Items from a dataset
▬▬▬

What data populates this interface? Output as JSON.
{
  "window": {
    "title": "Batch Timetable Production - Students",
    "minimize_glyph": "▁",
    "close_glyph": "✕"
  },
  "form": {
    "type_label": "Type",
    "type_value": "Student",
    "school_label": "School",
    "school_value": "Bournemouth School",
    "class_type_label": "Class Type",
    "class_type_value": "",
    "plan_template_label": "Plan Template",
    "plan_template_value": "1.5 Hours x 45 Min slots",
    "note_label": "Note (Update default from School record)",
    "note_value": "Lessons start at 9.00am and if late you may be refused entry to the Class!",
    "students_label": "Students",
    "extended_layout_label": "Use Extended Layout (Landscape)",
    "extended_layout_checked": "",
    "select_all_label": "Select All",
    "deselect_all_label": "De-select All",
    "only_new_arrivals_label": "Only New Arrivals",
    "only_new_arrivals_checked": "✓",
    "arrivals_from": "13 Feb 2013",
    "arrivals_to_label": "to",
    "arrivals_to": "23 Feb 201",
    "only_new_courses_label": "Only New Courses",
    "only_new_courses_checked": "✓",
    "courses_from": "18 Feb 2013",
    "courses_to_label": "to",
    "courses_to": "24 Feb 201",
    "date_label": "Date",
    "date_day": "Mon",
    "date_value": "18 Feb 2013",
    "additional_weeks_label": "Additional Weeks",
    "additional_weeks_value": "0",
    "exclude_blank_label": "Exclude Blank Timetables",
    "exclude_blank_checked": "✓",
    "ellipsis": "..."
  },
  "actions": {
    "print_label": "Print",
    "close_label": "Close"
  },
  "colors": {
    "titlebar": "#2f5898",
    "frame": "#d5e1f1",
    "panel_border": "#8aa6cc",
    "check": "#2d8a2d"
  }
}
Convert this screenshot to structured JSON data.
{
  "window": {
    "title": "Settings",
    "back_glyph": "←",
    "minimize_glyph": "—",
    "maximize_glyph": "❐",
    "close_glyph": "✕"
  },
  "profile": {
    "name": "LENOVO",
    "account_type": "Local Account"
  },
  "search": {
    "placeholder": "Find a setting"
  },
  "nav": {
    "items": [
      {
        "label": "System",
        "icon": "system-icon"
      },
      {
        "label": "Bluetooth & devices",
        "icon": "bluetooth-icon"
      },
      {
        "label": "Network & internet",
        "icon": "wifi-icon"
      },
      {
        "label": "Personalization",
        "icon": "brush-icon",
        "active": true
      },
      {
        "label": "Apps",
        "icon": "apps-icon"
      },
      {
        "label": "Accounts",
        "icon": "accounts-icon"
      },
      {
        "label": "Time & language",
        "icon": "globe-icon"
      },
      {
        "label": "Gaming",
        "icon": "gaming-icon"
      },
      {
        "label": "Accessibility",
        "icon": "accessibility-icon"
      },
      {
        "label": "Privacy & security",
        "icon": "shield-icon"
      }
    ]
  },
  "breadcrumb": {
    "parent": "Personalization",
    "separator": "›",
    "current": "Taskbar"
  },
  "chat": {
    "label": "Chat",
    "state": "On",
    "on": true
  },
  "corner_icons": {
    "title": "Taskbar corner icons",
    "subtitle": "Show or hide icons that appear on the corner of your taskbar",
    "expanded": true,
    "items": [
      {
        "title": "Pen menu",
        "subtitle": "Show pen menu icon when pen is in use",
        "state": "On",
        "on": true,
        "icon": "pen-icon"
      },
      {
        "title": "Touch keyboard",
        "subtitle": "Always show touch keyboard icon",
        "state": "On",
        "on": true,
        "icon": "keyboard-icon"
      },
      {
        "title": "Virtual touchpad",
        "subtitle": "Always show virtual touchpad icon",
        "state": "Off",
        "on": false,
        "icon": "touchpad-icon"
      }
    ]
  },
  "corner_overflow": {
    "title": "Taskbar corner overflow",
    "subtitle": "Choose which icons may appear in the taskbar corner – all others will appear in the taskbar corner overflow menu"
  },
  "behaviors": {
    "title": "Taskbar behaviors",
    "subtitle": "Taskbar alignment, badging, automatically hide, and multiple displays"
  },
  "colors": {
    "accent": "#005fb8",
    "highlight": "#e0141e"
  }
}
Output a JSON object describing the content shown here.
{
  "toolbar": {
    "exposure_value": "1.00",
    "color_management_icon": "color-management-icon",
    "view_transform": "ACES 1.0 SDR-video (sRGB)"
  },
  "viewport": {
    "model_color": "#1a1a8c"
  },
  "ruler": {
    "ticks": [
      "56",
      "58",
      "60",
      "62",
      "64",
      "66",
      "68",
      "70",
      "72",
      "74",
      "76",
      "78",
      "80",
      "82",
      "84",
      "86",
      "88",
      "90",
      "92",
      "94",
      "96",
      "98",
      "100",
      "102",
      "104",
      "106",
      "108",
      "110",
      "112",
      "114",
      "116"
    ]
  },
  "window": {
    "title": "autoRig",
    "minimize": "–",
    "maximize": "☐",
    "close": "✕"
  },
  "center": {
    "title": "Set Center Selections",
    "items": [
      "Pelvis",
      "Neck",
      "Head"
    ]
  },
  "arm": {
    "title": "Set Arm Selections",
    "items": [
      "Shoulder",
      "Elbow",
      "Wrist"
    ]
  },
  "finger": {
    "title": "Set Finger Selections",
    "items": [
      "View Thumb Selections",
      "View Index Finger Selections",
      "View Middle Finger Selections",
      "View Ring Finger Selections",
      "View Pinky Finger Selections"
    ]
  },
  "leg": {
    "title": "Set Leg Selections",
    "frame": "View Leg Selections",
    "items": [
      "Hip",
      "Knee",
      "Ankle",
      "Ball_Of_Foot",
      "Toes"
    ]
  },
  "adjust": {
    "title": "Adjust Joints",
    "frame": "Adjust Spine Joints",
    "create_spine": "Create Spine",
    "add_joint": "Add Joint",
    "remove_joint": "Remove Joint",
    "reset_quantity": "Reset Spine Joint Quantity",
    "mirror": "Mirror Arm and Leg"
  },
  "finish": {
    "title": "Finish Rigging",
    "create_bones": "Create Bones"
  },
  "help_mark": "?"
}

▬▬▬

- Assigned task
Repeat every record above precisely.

- Response to this exercise
What data populates this interface? Output as JSON.
{
  "window": {
    "title": "Batch Timetable Production - Students",
    "minimize_glyph": "▁",
    "close_glyph": "✕"
  },
  "form": {
    "type_label": "Type",
    "type_value": "Student",
    "school_label": "School",
    "school_value": "Bournemouth School",
    "class_type_label": "Class Type",
    "class_type_value": "",
    "plan_template_label": "Plan Template",
    "plan_template_value": "1.5 Hours x 45 Min slots",
    "note_label": "Note (Update default from School record)",
    "note_value": "Lessons start at 9.00am and if late you may be refused entry to the Class!",
    "students_label": "Students",
    "extended_layout_label": "Use Extended Layout (Landscape)",
    "extended_layout_checked": "",
    "select_all_label": "Select All",
    "deselect_all_label": "De-select All",
    "only_new_arrivals_label": "Only New Arrivals",
    "only_new_arrivals_checked": "✓",
    "arrivals_from": "13 Feb 2013",
    "arrivals_to_label": "to",
    "arrivals_to": "23 Feb 201",
    "only_new_courses_label": "Only New Courses",
    "only_new_courses_checked": "✓",
    "courses_from": "18 Feb 2013",
    "courses_to_label": "to",
    "courses_to": "24 Feb 201",
    "date_label": "Date",
    "date_day": "Mon",
    "date_value": "18 Feb 2013",
    "additional_weeks_label": "Additional Weeks",
    "additional_weeks_value": "0",
    "exclude_blank_label": "Exclude Blank Timetables",
    "exclude_blank_checked": "✓",
    "ellipsis": "..."
  },
  "actions": {
    "print_label": "Print",
    "close_label": "Close"
  },
  "colors": {
    "titlebar": "#2f5898",
    "frame": "#d5e1f1",
    "panel_border": "#8aa6cc",
    "check": "#2d8a2d"
  }
}
Convert this screenshot to structured JSON data.
{
  "window": {
    "title": "Settings",
    "back_glyph": "←",
    "minimize_glyph": "—",
    "maximize_glyph": "❐",
    "close_glyph": "✕"
  },
  "profile": {
    "name": "LENOVO",
    "account_type": "Local Account"
  },
  "search": {
    "placeholder": "Find a setting"
  },
  "nav": {
    "items": [
      {
        "label": "System",
        "icon": "system-icon"
      },
      {
        "label": "Bluetooth & devices",
        "icon": "bluetooth-icon"
      },
      {
        "label": "Network & internet",
        "icon": "wifi-icon"
      },
      {
        "label": "Personalization",
        "icon": "brush-icon",
        "active": true
      },
      {
        "label": "Apps",
        "icon": "apps-icon"
      },
      {
        "label": "Accounts",
        "icon": "accounts-icon"
      },
      {
        "label": "Time & language",
        "icon": "globe-icon"
      },
      {
        "label": "Gaming",
        "icon": "gaming-icon"
      },
      {
        "label": "Accessibility",
        "icon": "accessibility-icon"
      },
      {
        "label": "Privacy & security",
        "icon": "shield-icon"
      }
    ]
  },
  "breadcrumb": {
    "parent": "Personalization",
    "separator": "›",
    "current": "Taskbar"
  },
  "chat": {
    "label": "Chat",
    "state": "On",
    "on": true
  },
  "corner_icons": {
    "title": "Taskbar corner icons",
    "subtitle": "Show or hide icons that appear on the corner of your taskbar",
    "expanded": true,
    "items": [
      {
        "title": "Pen menu",
        "subtitle": "Show pen menu icon when pen is in use",
        "state": "On",
        "on": true,
        "icon": "pen-icon"
      },
      {
        "title": "Touch keyboard",
        "subtitle": "Always show touch keyboard icon",
        "state": "On",
        "on": true,
        "icon": "keyboard-icon"
      },
      {
        "title": "Virtual touchpad",
        "subtitle": "Always show virtual touchpad icon",
        "state": "Off",
        "on": false,
        "icon": "touchpad-icon"
      }
    ]
  },
  "corner_overflow": {
    "title": "Taskbar corner overflow",
    "subtitle": "Choose which icons may appear in the taskbar corner – all others will appear in the taskbar corner overflow menu"
  },
  "behaviors": {
    "title": "Taskbar behaviors",
    "subtitle": "Taskbar alignment, badging, automatically hide, and multiple displays"
  },
  "colors": {
    "accent": "#005fb8",
    "highlight": "#e0141e"
  }
}
Output a JSON object describing the content shown here.
{
  "toolbar": {
    "exposure_value": "1.00",
    "color_management_icon": "color-management-icon",
    "view_transform": "ACES 1.0 SDR-video (sRGB)"
  },
  "viewport": {
    "model_color": "#1a1a8c"
  },
  "ruler": {
    "ticks": [
      "56",
      "58",
      "60",
      "62",
      "64",
      "66",
      "68",
      "70",
      "72",
      "74",
      "76",
      "78",
      "80",
      "82",
      "84",
      "86",
      "88",
      "90",
      "92",
      "94",
      "96",
      "98",
      "100",
      "102",
      "104",
      "106",
      "108",
      "110",
      "112",
      "114",
      "116"
    ]
  },
  "window": {
    "title": "autoRig",
    "minimize": "–",
    "maximize": "☐",
    "close": "✕"
  },
  "center": {
    "title": "Set Center Selections",
    "items": [
      "Pelvis",
      "Neck",
      "Head"
    ]
  },
  "arm": {
    "title": "Set Arm Selections",
    "items": [
      "Shoulder",
      "Elbow",
      "Wrist"
    ]
  },
  "finger": {
    "title": "Set Finger Selections",
    "items": [
      "View Thumb Selections",
      "View Index Finger Selections",
      "View Middle Finger Selections",
      "View Ring Finger Selections",
      "View Pinky Finger Selections"
    ]
  },
  "leg": {
    "title": "Set Leg Selections",
    "frame": "View Leg Selections",
    "items": [
      "Hip",
      "Knee",
      "Ankle",
      "Ball_Of_Foot",
      "Toes"
    ]
  },
  "adjust": {
    "title": "Adjust Joints",
    "frame": "Adjust Spine Joints",
    "create_spine": "Create Spine",
    "add_joint": "Add Joint",
    "remove_joint": "Remove Joint",
    "reset_quantity": "Reset Spine Joint Quantity",
    "mirror": "Mirror Arm and Leg"
  },
  "finish": {
    "title": "Finish Rigging",
    "create_bones": "Create Bones"
  },
  "help_mark": "?"
}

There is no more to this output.